  3. ^ "Kalamata, 241 00, Greece to Koroni, 240 04, Greece". Google Maps. Retrieved May 13, 2018.
  4. ^ "Population & housing census 2001 (incl. area and average elevation)" (PDF) (in Greek). National Statistical Service of Greece. Archived from the original (PDF) on 2015-09-21.
  5. ^ Heinrich Gelzer, Ungedruckte und ungenügend veröffentlichte Texte der Notitiae episcopatuum, in: Abhandlungen der philosophisch-historische classe der bayerische Akademie der Wissenschaften, 1901, p. 557, nº 535.
  6. ^ Gustave Léon Schlumberger, Sigillographie de l'empire byzantin, 1884, pp. 184-185.

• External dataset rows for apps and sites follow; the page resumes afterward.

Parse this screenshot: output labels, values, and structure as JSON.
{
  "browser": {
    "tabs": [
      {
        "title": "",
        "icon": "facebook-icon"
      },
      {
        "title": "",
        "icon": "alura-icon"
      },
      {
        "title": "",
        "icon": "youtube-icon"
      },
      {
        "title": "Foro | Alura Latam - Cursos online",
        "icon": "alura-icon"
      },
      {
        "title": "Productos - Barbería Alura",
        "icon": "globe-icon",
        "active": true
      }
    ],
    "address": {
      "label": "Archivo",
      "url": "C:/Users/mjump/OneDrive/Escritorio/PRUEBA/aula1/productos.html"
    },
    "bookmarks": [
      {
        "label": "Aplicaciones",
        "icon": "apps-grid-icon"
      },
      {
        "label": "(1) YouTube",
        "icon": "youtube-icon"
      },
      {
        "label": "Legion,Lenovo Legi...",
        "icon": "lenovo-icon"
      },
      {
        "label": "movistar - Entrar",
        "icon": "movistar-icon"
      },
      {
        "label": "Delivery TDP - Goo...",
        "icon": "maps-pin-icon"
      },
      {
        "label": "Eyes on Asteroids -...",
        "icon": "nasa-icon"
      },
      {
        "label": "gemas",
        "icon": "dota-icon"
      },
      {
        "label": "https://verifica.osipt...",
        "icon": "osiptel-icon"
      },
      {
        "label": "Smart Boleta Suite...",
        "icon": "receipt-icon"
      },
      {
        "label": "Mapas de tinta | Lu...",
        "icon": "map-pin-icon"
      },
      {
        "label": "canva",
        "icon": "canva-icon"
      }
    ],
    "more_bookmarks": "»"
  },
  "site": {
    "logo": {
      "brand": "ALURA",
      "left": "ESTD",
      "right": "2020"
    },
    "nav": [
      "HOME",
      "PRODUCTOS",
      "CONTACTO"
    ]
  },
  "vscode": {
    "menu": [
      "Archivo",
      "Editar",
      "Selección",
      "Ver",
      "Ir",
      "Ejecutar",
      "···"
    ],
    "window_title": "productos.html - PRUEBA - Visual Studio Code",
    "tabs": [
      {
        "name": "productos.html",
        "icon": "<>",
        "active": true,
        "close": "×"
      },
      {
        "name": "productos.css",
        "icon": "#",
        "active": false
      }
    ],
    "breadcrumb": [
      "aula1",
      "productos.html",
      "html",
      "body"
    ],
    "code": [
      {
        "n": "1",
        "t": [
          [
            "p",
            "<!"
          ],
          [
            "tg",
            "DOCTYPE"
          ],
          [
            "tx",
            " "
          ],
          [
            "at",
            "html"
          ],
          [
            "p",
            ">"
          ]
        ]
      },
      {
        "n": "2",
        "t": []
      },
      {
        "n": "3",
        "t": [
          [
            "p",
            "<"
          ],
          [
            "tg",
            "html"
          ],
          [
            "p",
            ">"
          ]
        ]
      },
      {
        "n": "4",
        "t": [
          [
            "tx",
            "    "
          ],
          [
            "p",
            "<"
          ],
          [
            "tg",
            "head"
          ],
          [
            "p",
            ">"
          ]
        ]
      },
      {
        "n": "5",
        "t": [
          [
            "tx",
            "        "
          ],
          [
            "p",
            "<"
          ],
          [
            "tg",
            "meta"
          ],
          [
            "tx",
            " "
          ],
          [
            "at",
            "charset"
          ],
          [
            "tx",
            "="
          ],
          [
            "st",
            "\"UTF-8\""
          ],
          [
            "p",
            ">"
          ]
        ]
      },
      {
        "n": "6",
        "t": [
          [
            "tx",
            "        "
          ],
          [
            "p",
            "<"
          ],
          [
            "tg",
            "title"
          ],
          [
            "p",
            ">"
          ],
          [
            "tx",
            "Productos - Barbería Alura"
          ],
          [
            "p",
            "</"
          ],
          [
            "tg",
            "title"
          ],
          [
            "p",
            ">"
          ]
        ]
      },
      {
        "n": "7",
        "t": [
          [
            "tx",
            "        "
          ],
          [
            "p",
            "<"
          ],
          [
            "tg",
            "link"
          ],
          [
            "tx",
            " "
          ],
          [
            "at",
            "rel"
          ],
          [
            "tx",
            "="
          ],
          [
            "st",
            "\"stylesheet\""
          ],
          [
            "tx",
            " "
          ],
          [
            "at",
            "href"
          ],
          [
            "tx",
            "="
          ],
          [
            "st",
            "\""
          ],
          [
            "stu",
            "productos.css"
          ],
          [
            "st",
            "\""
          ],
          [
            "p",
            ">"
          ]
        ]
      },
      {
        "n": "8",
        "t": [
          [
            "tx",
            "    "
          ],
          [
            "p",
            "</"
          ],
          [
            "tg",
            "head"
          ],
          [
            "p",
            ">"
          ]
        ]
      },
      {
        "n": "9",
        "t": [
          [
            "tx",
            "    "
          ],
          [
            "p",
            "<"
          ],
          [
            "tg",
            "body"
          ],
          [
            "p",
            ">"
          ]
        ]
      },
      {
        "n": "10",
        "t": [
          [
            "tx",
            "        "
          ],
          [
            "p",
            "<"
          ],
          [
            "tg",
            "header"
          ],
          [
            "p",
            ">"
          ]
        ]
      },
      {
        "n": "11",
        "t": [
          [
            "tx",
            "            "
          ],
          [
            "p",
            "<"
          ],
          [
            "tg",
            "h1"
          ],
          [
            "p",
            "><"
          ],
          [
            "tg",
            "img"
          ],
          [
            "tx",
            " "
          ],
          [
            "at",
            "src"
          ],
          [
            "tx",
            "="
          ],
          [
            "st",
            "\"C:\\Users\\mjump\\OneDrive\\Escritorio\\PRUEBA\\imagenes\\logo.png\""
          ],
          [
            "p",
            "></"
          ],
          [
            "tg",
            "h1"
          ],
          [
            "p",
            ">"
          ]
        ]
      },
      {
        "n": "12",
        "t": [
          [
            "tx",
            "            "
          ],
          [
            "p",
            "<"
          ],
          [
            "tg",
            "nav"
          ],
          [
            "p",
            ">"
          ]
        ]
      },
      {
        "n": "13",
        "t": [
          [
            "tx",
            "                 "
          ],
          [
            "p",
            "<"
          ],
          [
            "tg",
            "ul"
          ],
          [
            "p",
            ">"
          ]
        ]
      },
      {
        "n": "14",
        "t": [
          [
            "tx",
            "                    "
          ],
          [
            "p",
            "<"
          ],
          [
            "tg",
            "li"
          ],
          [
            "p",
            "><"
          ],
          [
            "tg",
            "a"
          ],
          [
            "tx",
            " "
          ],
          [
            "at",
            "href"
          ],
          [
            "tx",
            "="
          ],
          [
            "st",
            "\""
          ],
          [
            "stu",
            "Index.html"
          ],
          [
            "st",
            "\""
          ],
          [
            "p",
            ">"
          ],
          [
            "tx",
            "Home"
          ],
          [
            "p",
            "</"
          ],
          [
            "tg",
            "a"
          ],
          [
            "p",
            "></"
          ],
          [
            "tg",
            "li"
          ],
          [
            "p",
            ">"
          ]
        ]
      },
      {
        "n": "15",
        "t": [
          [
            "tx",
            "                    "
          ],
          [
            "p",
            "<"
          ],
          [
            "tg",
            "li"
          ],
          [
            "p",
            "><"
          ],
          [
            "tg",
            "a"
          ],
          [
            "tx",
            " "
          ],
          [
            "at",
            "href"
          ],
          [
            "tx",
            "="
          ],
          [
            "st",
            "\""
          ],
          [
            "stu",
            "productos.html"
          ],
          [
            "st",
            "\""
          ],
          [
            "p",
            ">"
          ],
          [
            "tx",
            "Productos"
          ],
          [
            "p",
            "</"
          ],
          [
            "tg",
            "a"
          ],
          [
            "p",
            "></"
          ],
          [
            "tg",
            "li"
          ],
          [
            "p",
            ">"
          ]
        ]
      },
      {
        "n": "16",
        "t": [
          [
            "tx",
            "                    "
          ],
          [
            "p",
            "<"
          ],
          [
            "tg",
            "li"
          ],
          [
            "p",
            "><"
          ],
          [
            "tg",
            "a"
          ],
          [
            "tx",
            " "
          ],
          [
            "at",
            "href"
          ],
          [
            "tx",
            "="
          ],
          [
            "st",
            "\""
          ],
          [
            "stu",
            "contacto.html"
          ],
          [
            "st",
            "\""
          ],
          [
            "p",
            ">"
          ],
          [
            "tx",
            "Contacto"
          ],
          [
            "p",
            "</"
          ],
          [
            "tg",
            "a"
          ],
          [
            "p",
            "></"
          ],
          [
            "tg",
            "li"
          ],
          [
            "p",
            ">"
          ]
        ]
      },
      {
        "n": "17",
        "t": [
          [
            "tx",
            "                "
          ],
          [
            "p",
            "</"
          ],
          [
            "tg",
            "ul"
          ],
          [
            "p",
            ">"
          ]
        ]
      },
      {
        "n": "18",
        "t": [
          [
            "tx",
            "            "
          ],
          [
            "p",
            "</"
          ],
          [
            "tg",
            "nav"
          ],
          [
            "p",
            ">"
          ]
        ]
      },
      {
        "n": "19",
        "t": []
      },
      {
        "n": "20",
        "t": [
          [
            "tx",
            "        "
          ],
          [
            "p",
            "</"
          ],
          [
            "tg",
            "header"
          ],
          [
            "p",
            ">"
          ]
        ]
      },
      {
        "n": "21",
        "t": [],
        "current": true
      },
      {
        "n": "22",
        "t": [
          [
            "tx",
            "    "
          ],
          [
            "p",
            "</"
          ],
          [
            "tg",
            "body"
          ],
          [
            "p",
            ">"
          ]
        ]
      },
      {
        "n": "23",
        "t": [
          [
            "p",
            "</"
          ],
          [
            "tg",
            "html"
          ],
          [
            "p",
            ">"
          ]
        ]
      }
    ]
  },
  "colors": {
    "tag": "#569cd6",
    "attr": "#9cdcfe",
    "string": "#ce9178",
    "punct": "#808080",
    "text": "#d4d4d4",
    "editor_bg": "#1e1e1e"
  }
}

  7. ^ a b Setton 1976, p. 34.
  8. ^ Setton 1976, pp. 24–26.
  9. ^ Miller 1908, pp. 38–39.
  10. ^ a b Bon 1969, p. 66.
  11. ^ Miller 1908, p. 39.
  12. ^ Miller 1908, pp. 59–60.
  13. ^ Miller 1908, pp. 39–40, 152.
  14. ^ a b c d e f g h Heywood 1986, pp. 270–271.
  15. ^ Miller 1908, pp. 152–153, 208.
  16. ^ Miller 1908, p. 153.
  17. ^ Miller 1908, pp. 52, 63.
  18. ^ Michel Lequien, Oriens christianus in quatuor Patriarchatus digestus, Paris 1740, Vol. II, coll. 193-196 e Indice p. III
  19. ^ Raymond Janin, v. Corone, in Dictionnaire d'Histoire et de Géographie ecclésiastiques, vol. XIII, Paris 1956, coll. 913-914
  20. ^ Konrad Eubel, Hierarchia Catholica Medii Aevi, vol. 1 Archived 2019-07-09 at the Wayback Machine, p. 212; vol. 2 Archived 2018-10-04 at the Wayback Machine, pp. XX-XXI, 138; vol. 3, p. 178; vol. 4, pp. 165–166; vol. 5, p. 173; vol. 6, p. 184; vol. 7, p. 164
  21. ^ Annuario Pontificio 2013 (Libreria Editrice Vaticana 2013 ISBN 978-88-209-9070-1), p. 875
  22. ^ Miller 1908, p. 300.
  23. ^ Miller 1908, pp. 300, 336.
  24. ^ Miller 1908, pp. 385–386.
  25. ^ Roger Crowler, Empires of the Sea, faber and faber 2008 pp.55-56
  26. ^ Viscardi 2005, pp. 361:Successivamente, verso il 1534, quando anche orone della Morea cadde in mano turca, altri albanesi vennero ad ingrandire la colonia di Barile ed a popolare Maschito, Ginestra e San Chirico Nuovo
  27. ^ Birken 1976, pp. 61, 63, 105.
  28. ^ Koroni Archived 2008-09-06 at the Wayback Machine at Encyclopedia Astronautica
  29. ^ "Koroni climate: Average Temperature, weather by month, Koroni water temperature - Climate-Data.org". en.climate-data.org. Retrieved 2023-03-19.